I’ve heard Haitians make the same claim, though it’s a stretch.

I don’t think they fit, no - the collective executive, chosen in some way by the legislative branch, seems sufficiently different from the US model to not fit my query.

Haiti: I don’t think so:

Hence, my qualifier. Their claim might have been “The Western hemisphere’s second republic,” but even that claim needs qualifiers.

Between 1929 and 2000, Mexico wasn’t exactly a dictatorship but wasn’t a real democracy either. The Partido Revolucionario Institucional won every election up to 1982 by margins of 70% or more, usually through massive fraud. Since 1934 the President was limited to a single six-year term, but under the PRI regime each one effectively chose his own successor. However, the constitutional forms have been complied with; no president has tried to prolong his own term.

Even if you classify republican dictatorships as republics, Haiti was actually a legit monarchy on at least one occasion, so it fails the test.

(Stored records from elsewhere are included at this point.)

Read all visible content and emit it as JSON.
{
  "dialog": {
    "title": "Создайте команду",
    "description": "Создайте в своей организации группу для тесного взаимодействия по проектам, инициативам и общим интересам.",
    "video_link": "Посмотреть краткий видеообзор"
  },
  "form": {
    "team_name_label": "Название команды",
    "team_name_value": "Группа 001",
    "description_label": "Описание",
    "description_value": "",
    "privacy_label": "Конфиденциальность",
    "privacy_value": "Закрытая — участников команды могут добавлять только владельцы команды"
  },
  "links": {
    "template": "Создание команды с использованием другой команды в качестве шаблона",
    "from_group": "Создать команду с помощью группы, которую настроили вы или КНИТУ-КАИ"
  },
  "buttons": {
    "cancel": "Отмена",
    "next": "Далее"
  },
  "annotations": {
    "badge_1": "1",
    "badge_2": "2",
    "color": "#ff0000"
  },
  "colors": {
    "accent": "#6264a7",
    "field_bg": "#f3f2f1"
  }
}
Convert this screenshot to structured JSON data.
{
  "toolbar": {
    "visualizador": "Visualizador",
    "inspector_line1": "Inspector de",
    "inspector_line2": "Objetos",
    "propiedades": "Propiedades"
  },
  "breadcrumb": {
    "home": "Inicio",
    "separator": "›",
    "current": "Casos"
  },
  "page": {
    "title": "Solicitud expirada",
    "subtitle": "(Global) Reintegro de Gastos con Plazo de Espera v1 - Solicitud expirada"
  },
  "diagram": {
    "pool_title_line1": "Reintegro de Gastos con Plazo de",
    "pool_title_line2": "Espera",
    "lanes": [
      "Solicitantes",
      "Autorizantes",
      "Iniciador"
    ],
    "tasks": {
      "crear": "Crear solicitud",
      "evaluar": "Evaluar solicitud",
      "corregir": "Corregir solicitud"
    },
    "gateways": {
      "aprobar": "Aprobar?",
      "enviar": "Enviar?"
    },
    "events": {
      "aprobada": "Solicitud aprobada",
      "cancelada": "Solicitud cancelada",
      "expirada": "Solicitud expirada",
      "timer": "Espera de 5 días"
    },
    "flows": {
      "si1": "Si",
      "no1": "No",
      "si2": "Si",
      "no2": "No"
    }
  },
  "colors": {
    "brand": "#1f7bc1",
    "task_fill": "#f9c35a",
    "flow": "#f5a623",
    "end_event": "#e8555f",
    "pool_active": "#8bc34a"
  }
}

So, based on what Colibri has posted, the South and Central American countries have all had coups and dictatorships since the 1950s.

Mexico has had the form of a presidential/congressional republic for about a century, but was essentially a one-party state for most of the 20th century.

Is there no better contender than Mexico for second-oldest congressional/presidential republic?

Costa Rica has had a functioning republican government since 1948, which sounds more significant than the Mexican example.

If we can exclude Latin America based on the fact their supposed “republics” were effectively dictatorships, maybe we can include the UK based on the fact its supposed “monarchy” is effectively a republic, and has been for centuries.

Yes, yes, being able to see through sham elections is wonderful but if you call a figurehead a figurehead you’re suddenly grossly incorrect and missing the point and so on. Meanwhile, the Britons-and-Northern-Irish-and-Manx-and-Channel-Islanders-and-Whoever-Else are voting MPs into and out of office and holding referenda and fully expecting that HRH wouldn’t dare to ignore the people’s decision, even if it comes in the form of a BNP MP.

Now tell me how ignorant I am of how the UK’s government works, and how utterly unlike a representative democracy it is.

I appreciate that there Are arguments that the Commonwealth realms like the UK and Canada are “crowned republics” but I’m not asking about democracies or republics in general.

I’m asking about a republic organized on a presidential/congressional model, with a fairly strict separation of powers.

I’m not asking about parliamentary republics, where there is a fusion between the executive and the legislature, so the UK is out, as are republics like Germany, Italy and Israel.

http://en.wikipedia.org/wiki/Crowned_republic

My first thought when starting to read the thread was France, but then I don’t think it counts because they’ve had a few revolutions, constitutional redoes, and were temporarily conquered by Hitler.